Inside a nine-ton sandstone block pulled from a mesa outside of Moab could be the key to knowing how the carnivorous Utahraptor lived. But before paleontologists can figure that out, State Paleontologist James Kirkland says they are going to have to find a place where they can start chipping away at the block.
The partially-feathered, polar bear-sized dinosaur lived during the Cretaceous, around 125 million years ago. Kirkland discovered the first specimen of Utahraptor in 1990. Then, in 2001, Kirkland said a geology student hiking around the Cedar Mountain Formation made the critical discovery that lead to the excavation of the nine-ton block.
“We had a student working on the geology out there and I told him [to] look for bones. He’s a geologist, not a paleontologist, and he came out of the projects and said, ‘Well, I really didn’t see much, but there was one place where it looked like there was a human arm bone sticking out of the ground’,” Kirkland said.
Kirkland went out to the site and uncovered a few bones, but it wasn’t until a few years later when there was a rock fall that the larger group of fossils was exposed.
“We looked into the crack and said, ‘Wow, that looks like some bone there!’ And as we looked closer we realized there were teeth! ‘Wow, there’s a big meat-eating dinosaur jaw going through this broken chunk!’ And we realized we had the first lower jaw of a full adult Utahraptor meat-eating dinosaur, and we had a brain case,” Kirkland said.
It turned out the sandstone was so dense with fossils that it was impossible to excavate in the field. That’s when, with the help of Cross Marine Projects, Kirkland figured out a way to excavate the block in one piece and transport it to Salt Lake City.
Kirkland said they’ve identified six Utahraptors so far, and that’s just on the surface of the block.
“It’s so solid with skeletons, you can’t put an ice pick into it without hitting strings of vertebra, feet or hands,” Kirkland said. “To chop it would have been just tragic because we don’t know a lot about Utahraptor.”
How all of these dinosaurs ended up being fossilized together was a bit of a mystery for the scientists. Usually when fossils are found in sandstone it is a telltale sign of a river, lake or desert, but in this case, the sand wasn’t continuous; it was what Kirkland calls a big blob caused by a dewatering feature—quicksand.
Dinosaurs in quicksand had never been documented before. The sand preserved the bones extraordinarily well, and because of this, Kirkland and other paleontologists are hoping the block will answer some long-held questions about the Utahraptor.
“There’s been theories that these animals are pack hunters, so did it attract the pack? If that’d be the case I would expect to see the ages of the animals to be somewhat age-segregated,” Kirkland said. “Our theory is that adult pair of Utahraptors would have a nest, have their babies, the babies would follow them like ducklings.”
Kirkland said the block may also finally give scientists a glimpse of the Utahraptor’s feathers.
“As we expose arms that are still intact, we’re going to go minutely slow. Everything is going to be done under microscopes because the feathers are there and we’re seeing this very beautiful preservation; we have a good shot of finding that.”

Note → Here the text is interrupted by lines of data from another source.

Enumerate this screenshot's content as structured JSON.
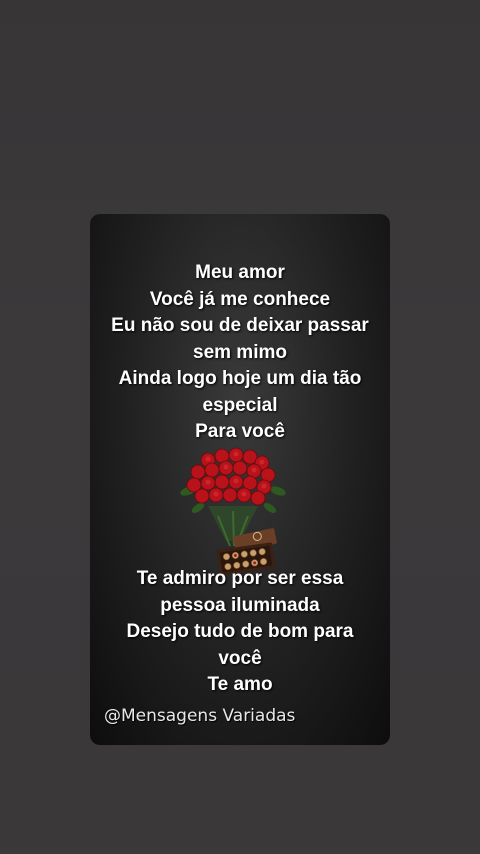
{
  "message": {
    "top_lines": [
      "Meu amor",
      "Você já me conhece",
      "Eu não sou de deixar passar",
      "sem mimo",
      "Ainda logo hoje um dia tão",
      "especial",
      "Para você"
    ],
    "bottom_lines": [
      "Te admiro por ser essa",
      "pessoa iluminada",
      "Desejo tudo de bom para",
      "você",
      "Te amo"
    ]
  },
  "image": {
    "icon": "roses-and-chocolates-icon"
  },
  "watermark": "@Mensagens Variadas",
  "colors": {
    "background": "#3a3839",
    "card": "#1a1a1a",
    "text": "#ffffff",
    "rose": "#c0141a",
    "chocolate_box": "#5a3520"
  }
}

The sandstone block is so big that Kirkland has had a hard time finding a building that can both physically fit and support it.
For now, it sits in a parking lot in Salt Lake City.

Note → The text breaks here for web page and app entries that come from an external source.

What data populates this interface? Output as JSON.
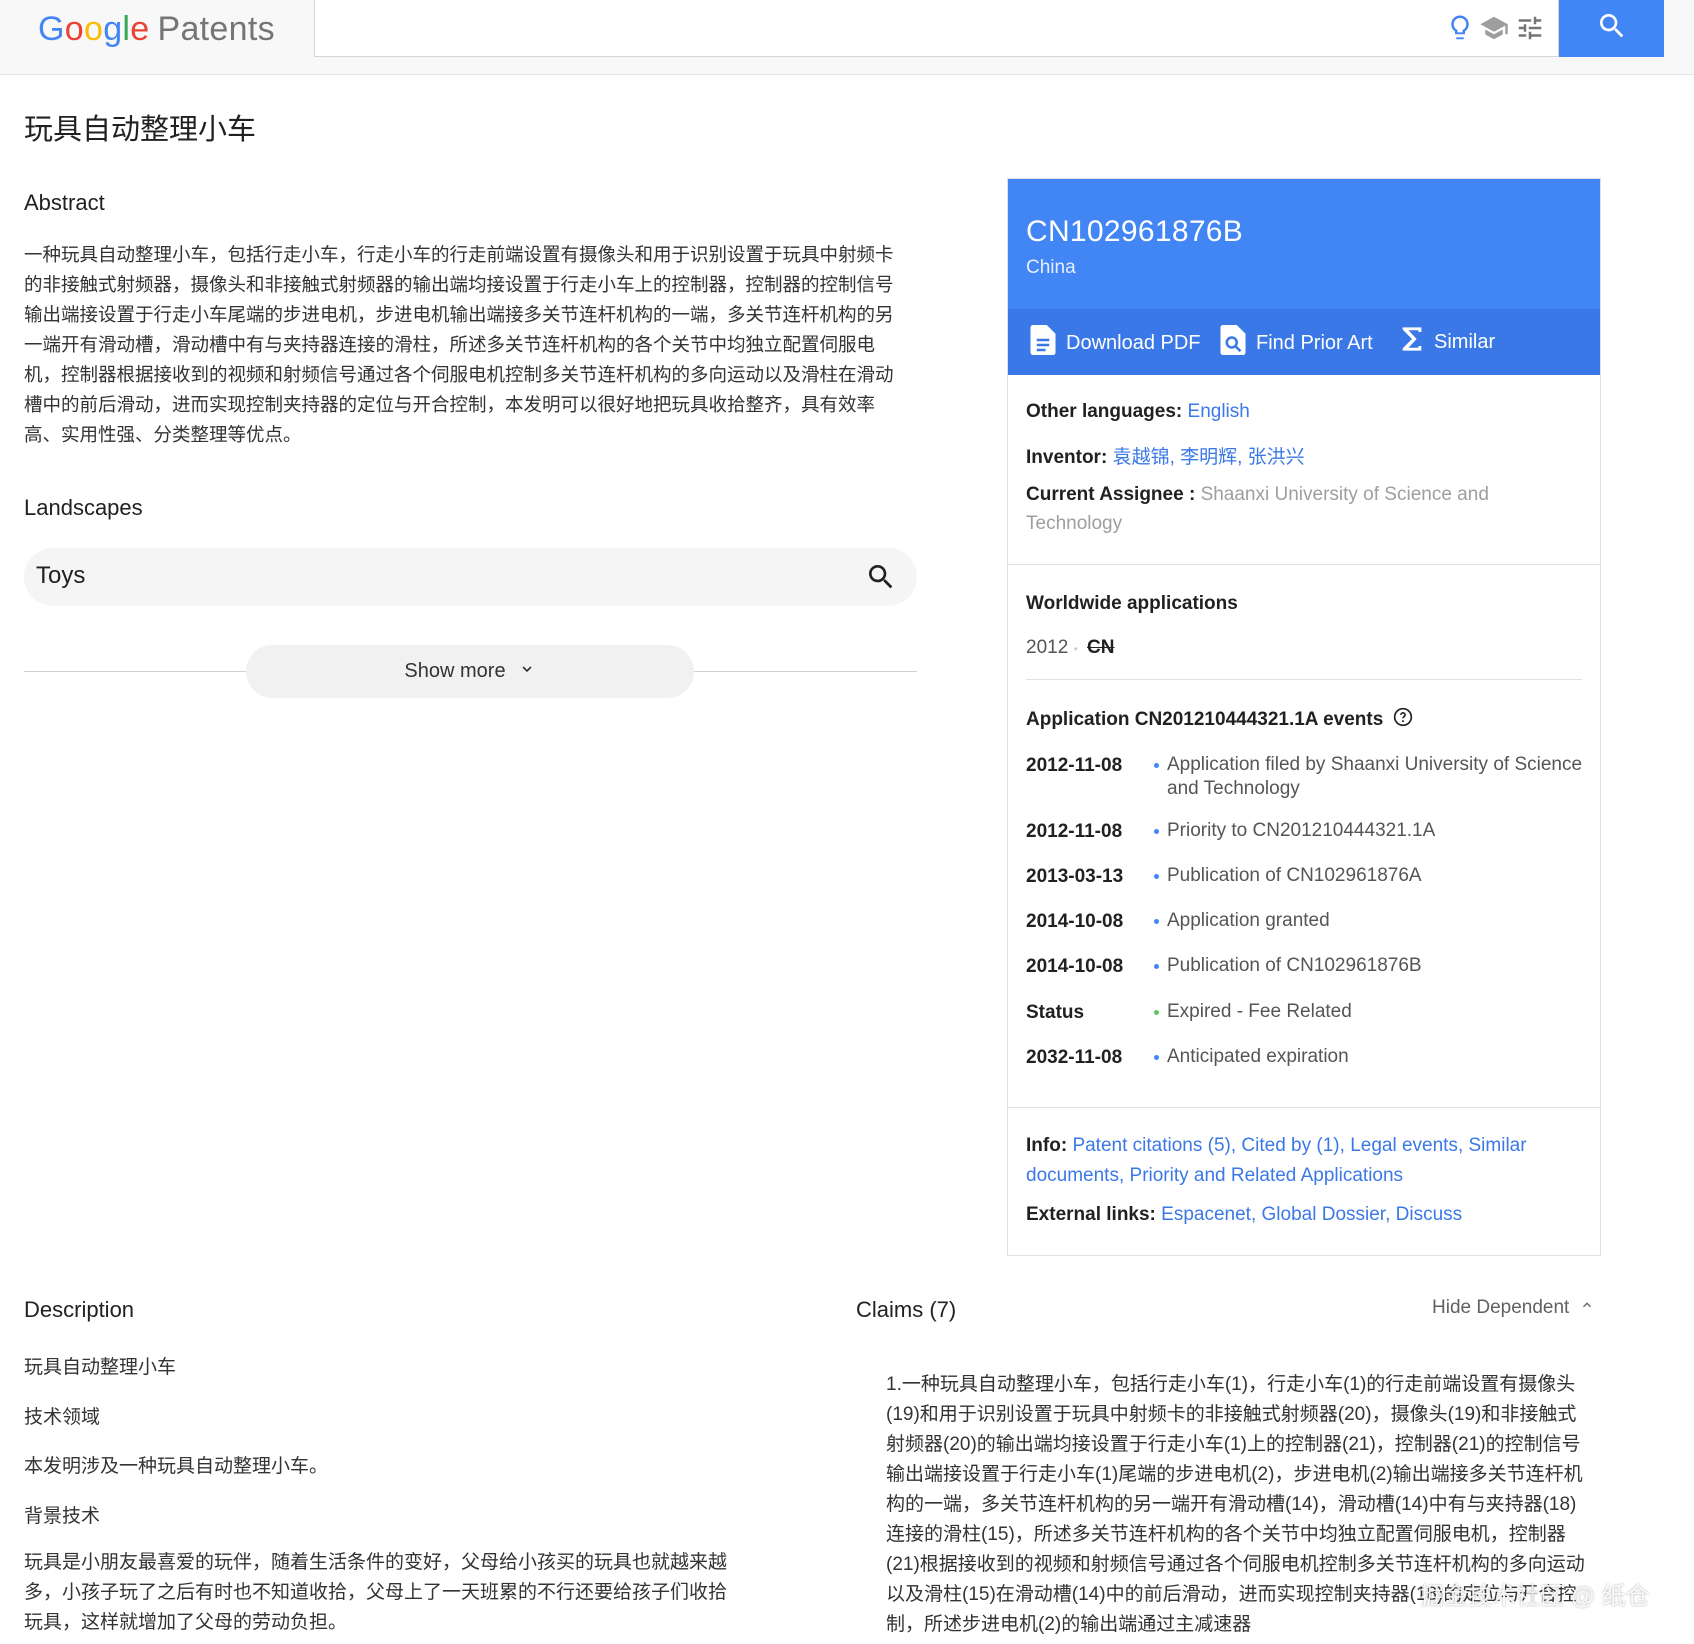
{
  "header": {
    "logo_google": [
      "G",
      "o",
      "o",
      "g",
      "l",
      "e"
    ],
    "logo_product": "Patents",
    "search_value": "",
    "icons": [
      "lightbulb-icon",
      "graduation-cap-icon",
      "tune-icon",
      "search-icon"
    ]
  },
  "page": {
    "title": "玩具自动整理小车"
  },
  "abstract": {
    "heading": "Abstract",
    "text": "一种玩具自动整理小车，包括行走小车，行走小车的行走前端设置有摄像头和用于识别设置于玩具中射频卡的非接触式射频器，摄像头和非接触式射频器的输出端均接设置于行走小车上的控制器，控制器的控制信号输出端接设置于行走小车尾端的步进电机，步进电机输出端接多关节连杆机构的一端，多关节连杆机构的另一端开有滑动槽，滑动槽中有与夹持器连接的滑柱，所述多关节连杆机构的各个关节中均独立配置伺服电机，控制器根据接收到的视频和射频信号通过各个伺服电机控制多关节连杆机构的多向运动以及滑柱在滑动槽中的前后滑动，进而实现控制夹持器的定位与开合控制，本发明可以很好地把玩具收拾整齐，具有效率高、实用性强、分类整理等优点。"
  },
  "landscapes": {
    "heading": "Landscapes",
    "item": "Toys",
    "show_more": "Show more"
  },
  "card": {
    "pub_number": "CN102961876B",
    "country": "China",
    "actions": {
      "download": "Download PDF",
      "prior_art": "Find Prior Art",
      "similar": "Similar"
    },
    "other_languages_label": "Other languages:",
    "other_languages_value": "English",
    "inventor_label": "Inventor:",
    "inventors": "袁越锦, 李明辉, 张洪兴",
    "assignee_label": "Current Assignee :",
    "assignee_line1": "Shaanxi University of Science and",
    "assignee_line2": "Technology",
    "worldwide_title": "Worldwide applications",
    "worldwide_year": "2012",
    "worldwide_dot": "•",
    "worldwide_country": "CN",
    "events_title": "Application CN201210444321.1A events",
    "events": [
      {
        "date": "2012-11-08",
        "text": "Application filed by Shaanxi University of Science and Technology"
      },
      {
        "date": "2012-11-08",
        "text": "Priority to CN201210444321.1A"
      },
      {
        "date": "2013-03-13",
        "text": "Publication of CN102961876A"
      },
      {
        "date": "2014-10-08",
        "text": "Application granted"
      },
      {
        "date": "2014-10-08",
        "text": "Publication of CN102961876B"
      },
      {
        "date": "Status",
        "text": "Expired - Fee Related"
      },
      {
        "date": "2032-11-08",
        "text": "Anticipated expiration"
      }
    ],
    "status_color": "#61c561",
    "accent_color": "#4285f4",
    "info_label": "Info:",
    "info_links": [
      "Patent citations (5)",
      "Cited by (1)",
      "Legal events",
      "Similar documents",
      "Priority and Related Applications"
    ],
    "external_label": "External links:",
    "external_links": [
      "Espacenet",
      "Global Dossier",
      "Discuss"
    ]
  },
  "description": {
    "heading": "Description",
    "paragraphs": [
      "玩具自动整理小车",
      "技术领域",
      "本发明涉及一种玩具自动整理小车。",
      "背景技术"
    ],
    "long_text": "玩具是小朋友最喜爱的玩伴，随着生活条件的变好，父母给小孩买的玩具也就越来越多，小孩子玩了之后有时也不知道收拾，父母上了一天班累的不行还要给孩子们收拾玩具，这样就增加了父母的劳动负担。"
  },
  "claims": {
    "heading": "Claims (7)",
    "hide_dependent": "Hide Dependent",
    "text": "1.一种玩具自动整理小车，包括行走小车(1)，行走小车(1)的行走前端设置有摄像头(19)和用于识别设置于玩具中射频卡的非接触式射频器(20)，摄像头(19)和非接触式射频器(20)的输出端均接设置于行走小车(1)上的控制器(21)，控制器(21)的控制信号输出端接设置于行走小车(1)尾端的步进电机(2)，步进电机(2)输出端接多关节连杆机构的一端，多关节连杆机构的另一端开有滑动槽(14)，滑动槽(14)中有与夹持器(18)连接的滑柱(15)，所述多关节连杆机构的各个关节中均独立配置伺服电机，控制器(21)根据接收到的视频和射频信号通过各个伺服电机控制多关节连杆机构的多向运动以及滑柱(15)在滑动槽(14)中的前后滑动，进而实现控制夹持器(18)的定位与开合控制，所述步进电机(2)的输出端通过主减速器"
  },
  "watermark": "掘金技术社区 @ 纸仓"
}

The location will likely soon change as negotiations are underway to form a partnership with the North American Museum of Ancient Life at Thanksgiving Point. That location would provide a glass-front lab for scientists to conduct their work in while the public watches. Once fully excavated, the specimens will be displayed at the Natural History Museum of Utah.